    By Letters to the Editor | From Page: A5

    .

    Sports

    Schedule: Dec. 22-27, 2014

    By Democrat Staff | From Page: A6

     
    Raider press stifles Bruins

    By Brandon Anicich | From Page: A6

     
    Oak Ridge girls deliver when it counts

    By Brandon Anicich | From Page: A6

    Lady Cougars get win over Amador

    By Mike Bush | From Page: A6 | Gallery

     
    SDL Fall All League

    By Democrat Staff | From Page: A6

    Roundup: Dec. 21, 2014

    By Democrat Staff | From Page: A7 | Gallery

     
    .

    Prospecting

    Ponderosa FFA celebrates 50 years

    By Wendy Schultz | From Page: B1 | Gallery

     
    Cal State Fair to offer scholarships

    By California Exposition And State Fair | From Page: B2

    As we were: Tanks but no tanks

    By Ken Deibert | From Page: B2

     
    Grants beef up technology in the classroom

    By El Dorado County Office of Education | From Page: B2

    Foothill gourmet: Wild recipes

    By Donna Brown | From Page: B2

     
    .

    Essentials

    Lake levels 12-19-14

    By Michael Raffety | From Page: A2

     
    .

    Obituaries

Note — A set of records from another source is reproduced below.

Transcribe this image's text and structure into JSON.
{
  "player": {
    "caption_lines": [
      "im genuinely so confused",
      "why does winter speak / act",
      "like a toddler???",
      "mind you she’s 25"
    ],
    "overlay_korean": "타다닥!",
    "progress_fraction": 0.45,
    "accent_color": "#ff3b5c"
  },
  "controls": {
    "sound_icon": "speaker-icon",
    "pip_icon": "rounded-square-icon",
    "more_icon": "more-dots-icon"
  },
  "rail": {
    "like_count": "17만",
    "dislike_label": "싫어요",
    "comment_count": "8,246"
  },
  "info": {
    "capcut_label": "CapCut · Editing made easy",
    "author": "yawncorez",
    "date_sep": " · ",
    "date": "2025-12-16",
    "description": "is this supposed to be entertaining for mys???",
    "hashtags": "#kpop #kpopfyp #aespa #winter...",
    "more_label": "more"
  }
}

    Amy Melissa Crouss

    By Contributor | From Page: A2

     
    Alice Patricia Oliver

    By Contributor | From Page: A2

    Joseph Janowiak

    By Contributor | From Page: A2

     
    .

    Real Estate

    .

    Comics

    New York Times Crossword

    By Contributor | From Page: A8

     
    TV Listings

    By Contributor | From Page: A8

    Speed Bump

    By Contributor | From Page: A8

     
    Tundra

    By Contributor | From Page: A8

    Horoscope, Tuesday, December 23, 2014

    By Contributor | From Page: A8

     
    Horoscope, Monday, December 22, 2014

    By Contributor | From Page: A8

    Shoe

    By Contributor | From Page: A8

     
    Sudoku

    By Contributor | From Page: A8

    Rubes

    By Contributor | From Page: A8